_WORK INSTRUCTION_
Each line of the material below should be reproduced exactly.

_MATERIAL SHOWN_
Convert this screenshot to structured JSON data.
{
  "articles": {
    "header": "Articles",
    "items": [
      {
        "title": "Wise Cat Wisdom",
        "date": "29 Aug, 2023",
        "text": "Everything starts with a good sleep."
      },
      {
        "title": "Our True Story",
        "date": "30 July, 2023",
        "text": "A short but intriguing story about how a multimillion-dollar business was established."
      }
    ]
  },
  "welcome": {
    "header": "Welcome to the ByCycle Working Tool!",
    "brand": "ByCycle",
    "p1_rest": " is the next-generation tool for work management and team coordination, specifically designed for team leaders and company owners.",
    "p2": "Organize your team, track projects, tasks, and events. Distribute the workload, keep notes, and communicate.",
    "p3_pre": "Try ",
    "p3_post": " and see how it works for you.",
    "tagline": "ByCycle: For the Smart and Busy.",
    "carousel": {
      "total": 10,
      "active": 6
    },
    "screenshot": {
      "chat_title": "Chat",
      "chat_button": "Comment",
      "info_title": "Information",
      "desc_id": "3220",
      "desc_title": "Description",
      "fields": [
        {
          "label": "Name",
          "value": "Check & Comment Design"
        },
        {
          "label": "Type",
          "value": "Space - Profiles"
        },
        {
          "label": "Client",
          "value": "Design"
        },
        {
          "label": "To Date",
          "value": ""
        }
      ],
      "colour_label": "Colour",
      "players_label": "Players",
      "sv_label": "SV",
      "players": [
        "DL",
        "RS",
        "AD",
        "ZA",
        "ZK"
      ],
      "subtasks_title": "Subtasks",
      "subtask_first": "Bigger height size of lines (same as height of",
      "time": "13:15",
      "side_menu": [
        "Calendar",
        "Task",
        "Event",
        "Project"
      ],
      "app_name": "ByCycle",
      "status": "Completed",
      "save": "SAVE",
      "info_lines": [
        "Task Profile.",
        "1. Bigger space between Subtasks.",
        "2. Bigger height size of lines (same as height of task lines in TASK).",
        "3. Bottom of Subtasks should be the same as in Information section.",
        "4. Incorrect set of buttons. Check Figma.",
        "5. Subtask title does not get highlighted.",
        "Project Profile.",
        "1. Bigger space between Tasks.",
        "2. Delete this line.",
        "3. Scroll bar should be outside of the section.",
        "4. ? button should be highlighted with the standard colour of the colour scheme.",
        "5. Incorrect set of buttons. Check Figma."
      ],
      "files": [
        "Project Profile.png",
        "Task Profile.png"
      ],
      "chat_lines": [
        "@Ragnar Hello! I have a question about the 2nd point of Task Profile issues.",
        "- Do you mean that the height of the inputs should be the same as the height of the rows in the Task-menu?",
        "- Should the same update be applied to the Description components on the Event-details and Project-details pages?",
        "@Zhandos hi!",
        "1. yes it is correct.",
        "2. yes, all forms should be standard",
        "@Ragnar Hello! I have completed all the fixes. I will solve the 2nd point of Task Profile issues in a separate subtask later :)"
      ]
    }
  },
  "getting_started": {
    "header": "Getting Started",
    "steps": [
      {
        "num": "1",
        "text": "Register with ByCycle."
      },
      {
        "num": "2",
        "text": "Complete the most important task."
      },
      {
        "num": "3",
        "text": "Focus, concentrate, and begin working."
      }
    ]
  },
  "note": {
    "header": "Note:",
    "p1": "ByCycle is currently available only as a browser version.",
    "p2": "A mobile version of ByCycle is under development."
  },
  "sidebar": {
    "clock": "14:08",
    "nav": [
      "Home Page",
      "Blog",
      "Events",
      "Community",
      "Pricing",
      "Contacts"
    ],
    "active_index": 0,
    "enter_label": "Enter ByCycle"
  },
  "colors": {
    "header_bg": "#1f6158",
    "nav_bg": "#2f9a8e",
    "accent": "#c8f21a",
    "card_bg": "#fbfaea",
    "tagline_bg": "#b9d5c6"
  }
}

_OUTPUT FOR THIS TASK_
Convert this screenshot to structured JSON data.
{
  "articles": {
    "header": "Articles",
    "items": [
      {
        "title": "Wise Cat Wisdom",
        "date": "29 Aug, 2023",
        "text": "Everything starts with a good sleep."
      },
      {
        "title": "Our True Story",
        "date": "30 July, 2023",
        "text": "A short but intriguing story about how a multimillion-dollar business was established."
      }
    ]
  },
  "welcome": {
    "header": "Welcome to the ByCycle Working Tool!",
    "brand": "ByCycle",
    "p1_rest": " is the next-generation tool for work management and team coordination, specifically designed for team leaders and company owners.",
    "p2": "Organize your team, track projects, tasks, and events. Distribute the workload, keep notes, and communicate.",
    "p3_pre": "Try ",
    "p3_post": " and see how it works for you.",
    "tagline": "ByCycle: For the Smart and Busy.",
    "carousel": {
      "total": 10,
      "active": 6
    },
    "screenshot": {
      "chat_title": "Chat",
      "chat_button": "Comment",
      "info_title": "Information",
      "desc_id": "3220",
      "desc_title": "Description",
      "fields": [
        {
          "label": "Name",
          "value": "Check & Comment Design"
        },
        {
          "label": "Type",
          "value": "Space - Profiles"
        },
        {
          "label": "Client",
          "value": "Design"
        },
        {
          "label": "To Date",
          "value": ""
        }
      ],
      "colour_label": "Colour",
      "players_label": "Players",
      "sv_label": "SV",
      "players": [
        "DL",
        "RS",
        "AD",
        "ZA",
        "ZK"
      ],
      "subtasks_title": "Subtasks",
      "subtask_first": "Bigger height size of lines (same as height of",
      "time": "13:15",
      "side_menu": [
        "Calendar",
        "Task",
        "Event",
        "Project"
      ],
      "app_name": "ByCycle",
      "status": "Completed",
      "save": "SAVE",
      "info_lines": [
        "Task Profile.",
        "1. Bigger space between Subtasks.",
        "2. Bigger height size of lines (same as height of task lines in TASK).",
        "3. Bottom of Subtasks should be the same as in Information section.",
        "4. Incorrect set of buttons. Check Figma.",
        "5. Subtask title does not get highlighted.",
        "Project Profile.",
        "1. Bigger space between Tasks.",
        "2. Delete this line.",
        "3. Scroll bar should be outside of the section.",
        "4. ? button should be highlighted with the standard colour of the colour scheme.",
        "5. Incorrect set of buttons. Check Figma."
      ],
      "files": [
        "Project Profile.png",
        "Task Profile.png"
      ],
      "chat_lines": [
        "@Ragnar Hello! I have a question about the 2nd point of Task Profile issues.",
        "- Do you mean that the height of the inputs should be the same as the height of the rows in the Task-menu?",
        "- Should the same update be applied to the Description components on the Event-details and Project-details pages?",
        "@Zhandos hi!",
        "1. yes it is correct.",
        "2. yes, all forms should be standard",
        "@Ragnar Hello! I have completed all the fixes. I will solve the 2nd point of Task Profile issues in a separate subtask later :)"
      ]
    }
  },
  "getting_started": {
    "header": "Getting Started",
    "steps": [
      {
        "num": "1",
        "text": "Register with ByCycle."
      },
      {
        "num": "2",
        "text": "Complete the most important task."
      },
      {
        "num": "3",
        "text": "Focus, concentrate, and begin working."
      }
    ]
  },
  "note": {
    "header": "Note:",
    "p1": "ByCycle is currently available only as a browser version.",
    "p2": "A mobile version of ByCycle is under development."
  },
  "sidebar": {
    "clock": "14:08",
    "nav": [
      "Home Page",
      "Blog",
      "Events",
      "Community",
      "Pricing",
      "Contacts"
    ],
    "active_index": 0,
    "enter_label": "Enter ByCycle"
  },
  "colors": {
    "header_bg": "#1f6158",
    "nav_bg": "#2f9a8e",
    "accent": "#c8f21a",
    "card_bg": "#fbfaea",
    "tagline_bg": "#b9d5c6"
  }
}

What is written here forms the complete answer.